__WHAT YOU WILL DO__:
On every line of the listing, check for "true"; copy the lines that have it.

__MATERIAL FOR THE TASK__:
╔══
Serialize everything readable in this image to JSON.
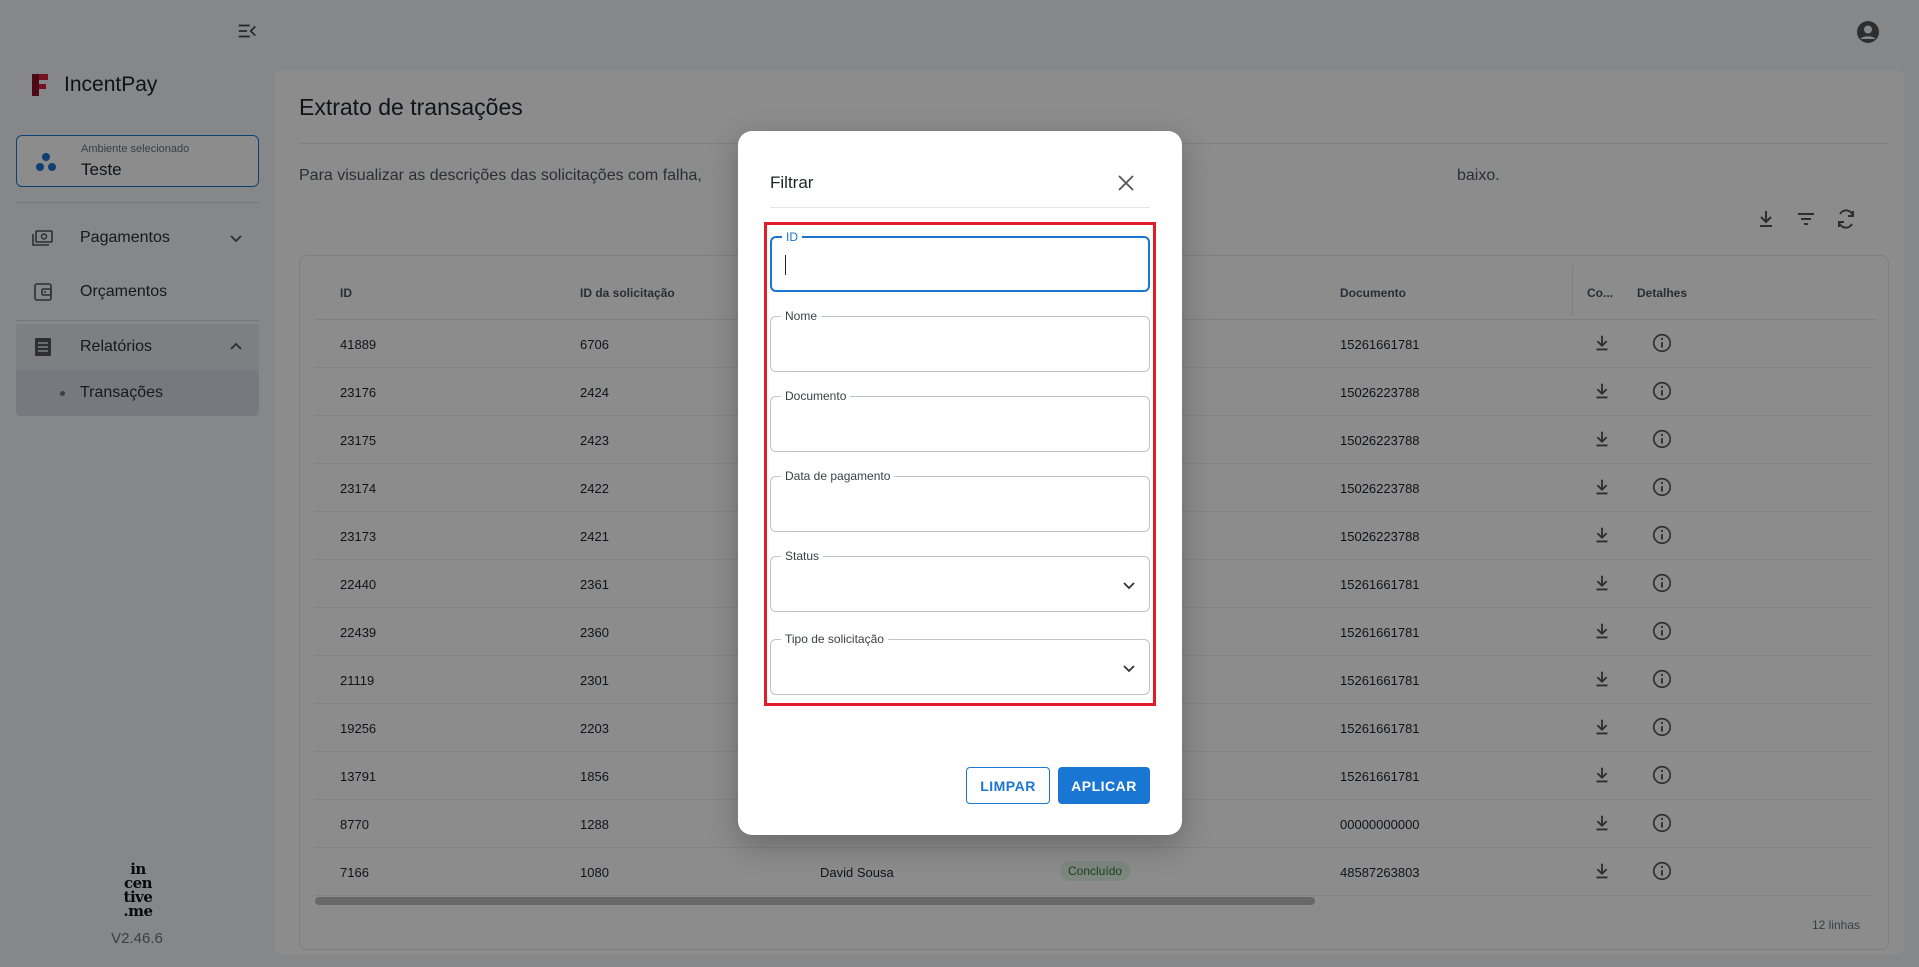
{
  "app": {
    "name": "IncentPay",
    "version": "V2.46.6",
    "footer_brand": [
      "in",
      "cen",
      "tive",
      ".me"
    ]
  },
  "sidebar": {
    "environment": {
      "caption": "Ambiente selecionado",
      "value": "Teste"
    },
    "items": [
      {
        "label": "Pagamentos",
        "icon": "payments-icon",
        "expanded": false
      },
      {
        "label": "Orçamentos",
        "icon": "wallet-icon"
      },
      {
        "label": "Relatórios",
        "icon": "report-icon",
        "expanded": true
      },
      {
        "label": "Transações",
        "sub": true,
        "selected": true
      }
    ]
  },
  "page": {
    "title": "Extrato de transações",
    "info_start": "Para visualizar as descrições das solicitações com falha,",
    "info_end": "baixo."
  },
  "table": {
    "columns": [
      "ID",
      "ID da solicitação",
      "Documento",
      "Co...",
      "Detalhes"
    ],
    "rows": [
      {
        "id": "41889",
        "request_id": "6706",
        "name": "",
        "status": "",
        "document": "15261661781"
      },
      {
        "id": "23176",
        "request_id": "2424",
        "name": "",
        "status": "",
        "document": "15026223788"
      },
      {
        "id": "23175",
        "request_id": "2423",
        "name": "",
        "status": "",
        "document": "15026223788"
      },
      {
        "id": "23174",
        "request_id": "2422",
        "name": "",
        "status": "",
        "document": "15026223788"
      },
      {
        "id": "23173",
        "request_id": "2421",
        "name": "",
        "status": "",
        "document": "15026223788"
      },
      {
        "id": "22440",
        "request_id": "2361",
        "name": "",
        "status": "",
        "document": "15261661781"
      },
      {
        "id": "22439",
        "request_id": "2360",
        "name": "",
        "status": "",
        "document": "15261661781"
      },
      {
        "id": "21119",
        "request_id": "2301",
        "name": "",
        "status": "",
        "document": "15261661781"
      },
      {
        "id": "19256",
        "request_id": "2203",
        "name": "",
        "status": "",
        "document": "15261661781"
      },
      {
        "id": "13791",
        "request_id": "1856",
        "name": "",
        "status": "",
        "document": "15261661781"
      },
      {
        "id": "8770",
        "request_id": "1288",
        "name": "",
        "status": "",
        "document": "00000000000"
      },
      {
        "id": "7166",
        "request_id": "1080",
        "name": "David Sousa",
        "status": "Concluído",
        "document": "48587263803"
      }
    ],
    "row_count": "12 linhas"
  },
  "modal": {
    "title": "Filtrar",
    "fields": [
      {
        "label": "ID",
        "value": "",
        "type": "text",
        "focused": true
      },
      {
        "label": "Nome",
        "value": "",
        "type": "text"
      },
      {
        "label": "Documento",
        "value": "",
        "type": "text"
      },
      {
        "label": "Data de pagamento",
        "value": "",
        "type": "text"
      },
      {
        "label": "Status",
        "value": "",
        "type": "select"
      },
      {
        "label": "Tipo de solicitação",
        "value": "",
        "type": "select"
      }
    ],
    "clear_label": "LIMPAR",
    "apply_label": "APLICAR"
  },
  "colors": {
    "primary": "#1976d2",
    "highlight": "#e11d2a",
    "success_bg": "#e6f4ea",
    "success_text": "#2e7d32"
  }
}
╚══
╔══
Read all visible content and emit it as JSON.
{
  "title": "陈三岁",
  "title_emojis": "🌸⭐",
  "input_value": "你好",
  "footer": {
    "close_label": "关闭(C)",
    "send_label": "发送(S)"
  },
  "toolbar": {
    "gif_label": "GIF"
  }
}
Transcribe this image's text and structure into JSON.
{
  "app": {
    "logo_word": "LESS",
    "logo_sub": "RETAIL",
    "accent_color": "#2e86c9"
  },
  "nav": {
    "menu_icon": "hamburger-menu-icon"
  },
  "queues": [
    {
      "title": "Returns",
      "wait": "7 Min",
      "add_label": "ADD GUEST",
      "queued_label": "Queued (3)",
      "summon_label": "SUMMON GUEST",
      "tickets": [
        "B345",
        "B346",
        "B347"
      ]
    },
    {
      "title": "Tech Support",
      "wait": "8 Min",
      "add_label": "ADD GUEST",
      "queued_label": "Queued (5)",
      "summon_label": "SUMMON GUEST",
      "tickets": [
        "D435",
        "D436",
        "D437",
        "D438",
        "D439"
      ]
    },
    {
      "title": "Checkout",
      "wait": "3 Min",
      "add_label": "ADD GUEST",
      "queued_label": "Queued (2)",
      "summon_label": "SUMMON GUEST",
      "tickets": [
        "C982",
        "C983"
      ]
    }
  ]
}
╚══
__COMPLETED EXERCISE__:
        "expanded": true
        "sub": true,
        "selected": true
        "focused": true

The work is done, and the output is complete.